Labour has softened its pledge to find a path to net zero carbon emissions by 2030 after unions pushed for a target of significant progress rather than a firm commitment. The party’s autumn conference had passed a motion setting 2030 as the target for net zero emissions, but trade unions raised concerns about the risk to jobs and industry. Rebecca Long-Bailey, the shadow business secretary, insisted on Monday that the party would remain on the “pathway” towards net zero emissions by 2030, in line with the conference motion. However, sources present at Saturday’s clause V meeting finalising the party’s manifesto said the GMB trade union and some other union representatives had pushed for softer wording, aiming for progress rather than completion. One source said the aim in the manifesto would be for a “significant majority” of carbon emissions to be eradicated by 2030. Labour for a Green New Deal, which brought the motion, said it was happy with Long-Bailey’s pledge of a pathway towards net zero by 2030 and confident that the leadership was supportive of strong action on the climate crisis.
Guardian 18th Nov 2019 read more »
Labour has dropped a radical plan to end the UK’s contributions to climate change by 2030 and will stick to a target of achieving it “well before 2050”. Activists passed a motion at the party’s conference in September to dramatically speed up the date for net zero carbon emissions – pushing for inclusion in the general election manifesto. But Barry Gardiner, Labour’s shadow trade secretary, said that 2030 target would apply only to efforts to decarbonise power production. “What we will be doing is that we will have our power sector 90 per cent powered by renewables by 2030,” he said. “That is absolutely in line with achieving the overall target that we have set to make sure that, well before 2050, we have achieved the net zero.”
Independent 18th Nov 2019 read more »
Labour has shelved a radical plan to deliver net zero emissions by 2030, despite Party members backing the target in a motion passed by the party’s annual conference in September. The proposal was hailed as evidence of Labour’s commitment to delivering the world’s most ambitious decarbonisation programme, but it also sparked fierce criticism from businesses, trade unions, and political opponents, who warned such a rapid rate of decarbonisation was virtually impossible.

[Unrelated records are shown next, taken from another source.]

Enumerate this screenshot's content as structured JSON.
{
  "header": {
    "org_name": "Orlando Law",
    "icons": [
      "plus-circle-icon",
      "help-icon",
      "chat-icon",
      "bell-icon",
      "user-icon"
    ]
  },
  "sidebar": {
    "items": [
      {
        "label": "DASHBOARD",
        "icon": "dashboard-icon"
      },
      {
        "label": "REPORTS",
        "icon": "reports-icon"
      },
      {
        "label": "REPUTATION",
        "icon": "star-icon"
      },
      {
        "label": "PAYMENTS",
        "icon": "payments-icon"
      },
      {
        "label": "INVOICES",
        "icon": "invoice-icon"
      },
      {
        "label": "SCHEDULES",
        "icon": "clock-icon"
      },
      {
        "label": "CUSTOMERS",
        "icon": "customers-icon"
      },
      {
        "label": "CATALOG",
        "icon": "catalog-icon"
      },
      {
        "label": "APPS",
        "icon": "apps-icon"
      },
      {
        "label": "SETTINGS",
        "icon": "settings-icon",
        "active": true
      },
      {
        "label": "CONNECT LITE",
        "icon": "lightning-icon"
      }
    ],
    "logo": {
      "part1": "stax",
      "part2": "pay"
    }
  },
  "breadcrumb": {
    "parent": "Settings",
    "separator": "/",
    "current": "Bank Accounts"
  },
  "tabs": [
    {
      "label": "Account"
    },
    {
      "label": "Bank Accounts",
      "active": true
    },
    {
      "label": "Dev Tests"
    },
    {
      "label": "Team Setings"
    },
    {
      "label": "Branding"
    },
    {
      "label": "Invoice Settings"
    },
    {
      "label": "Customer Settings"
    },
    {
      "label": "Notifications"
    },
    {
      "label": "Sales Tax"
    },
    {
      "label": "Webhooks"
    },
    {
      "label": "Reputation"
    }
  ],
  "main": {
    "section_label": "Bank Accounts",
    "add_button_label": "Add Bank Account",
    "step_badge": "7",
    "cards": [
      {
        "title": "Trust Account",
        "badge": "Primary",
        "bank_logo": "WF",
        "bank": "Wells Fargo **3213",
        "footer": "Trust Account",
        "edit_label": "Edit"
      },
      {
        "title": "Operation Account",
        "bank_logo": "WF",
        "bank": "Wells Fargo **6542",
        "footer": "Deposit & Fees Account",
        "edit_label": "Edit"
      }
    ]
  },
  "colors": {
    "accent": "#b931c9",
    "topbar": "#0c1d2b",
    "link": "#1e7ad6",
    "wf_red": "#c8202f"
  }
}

Business Green 18th Nov 2019 read more »
The UK’s progress towards its decarbonisation goals is slowing, threatening the country’s ability to meet its target of hitting net zero emissions by 2050, new research released by PwC reveals today. As the country’s main Parties prepare to unveil manifestos that will offer competing visions of how the UK can accelerate progress towards a net zero economy, PwC will today confirm that in 2018 the UK’s carbon intensity fell by 3.5 per cent, marking a sharp slowdown compared to the 6.5 per cent drop achieved year earlier. Crucially, the 3.5 per cent rate is also below the UK’s average annual decarbonisation rate, which stands at 3.7 per cent since 2000. The data suggests the UK is wildly off track from its net zero by 2050 commitment, which requires an annual improvement in carbon intensity of 9.7 per cent, according to PwC. The significant emissions cuts delivered by the UK economy over the past decade are largely thanks to the decarbonisation of the electricity system, particularly the phase out of coal power. But with coal power now operating as a tiny fraction of the power system, the government is under mounting pressure to speed carbon cuts in other areas such as transport, heating, industry, and agriculture. The PwC report also highlights how for every year where the decarbonisation rate remains below the target rate for delivering net zero, the required rate needed for the remaining years goes up.
Business Green 19th Nov 2019 read more »

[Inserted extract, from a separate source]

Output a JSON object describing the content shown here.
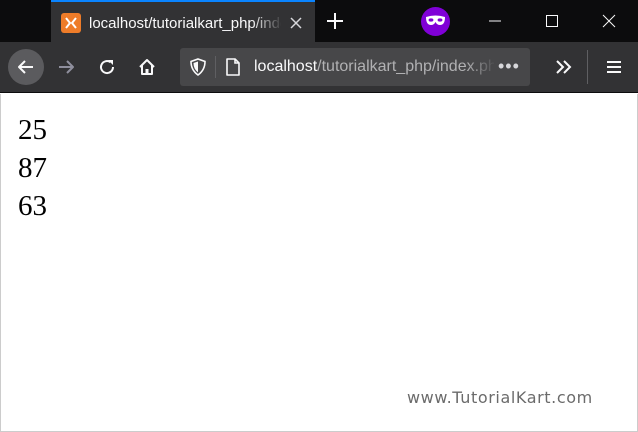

The UK will have to deliver annual carbon intensity reductions of 10% to meet its net-zero legislation for 2050, up from less than 4% currently, according to a new study from professional services firm PwC.
Edie 19th Nov 2019 read more »
A key part of ‘net zero’, as is often pointed out, is not just the ‘zero’, but the ‘net’. For while rapidly cutting emissions is obviously crucially important, there is no credible decarbonisation pathway which eradicates anthropogenic greenhouse gas emissions altogether. The economy will almost certainly continue to generate emissions into mid-century and beyond, and one way or another – be it via nature or technology – those emissions will therefore need to be offset to deliver net zero emissions and halt the risk of runaway climate change.
Business Green 18th Nov 2019 read more »
The Green Party of England and Wales will launch its election manifesto later with a pledge to reach net zero carbon emissions in the UK by 2030. The party says it would invest £100bn a year by 2030 as part of a “green new deal” to tackle climate change – to be mainly paid for by borrowing.
BBC 19th Nov 2019 read more »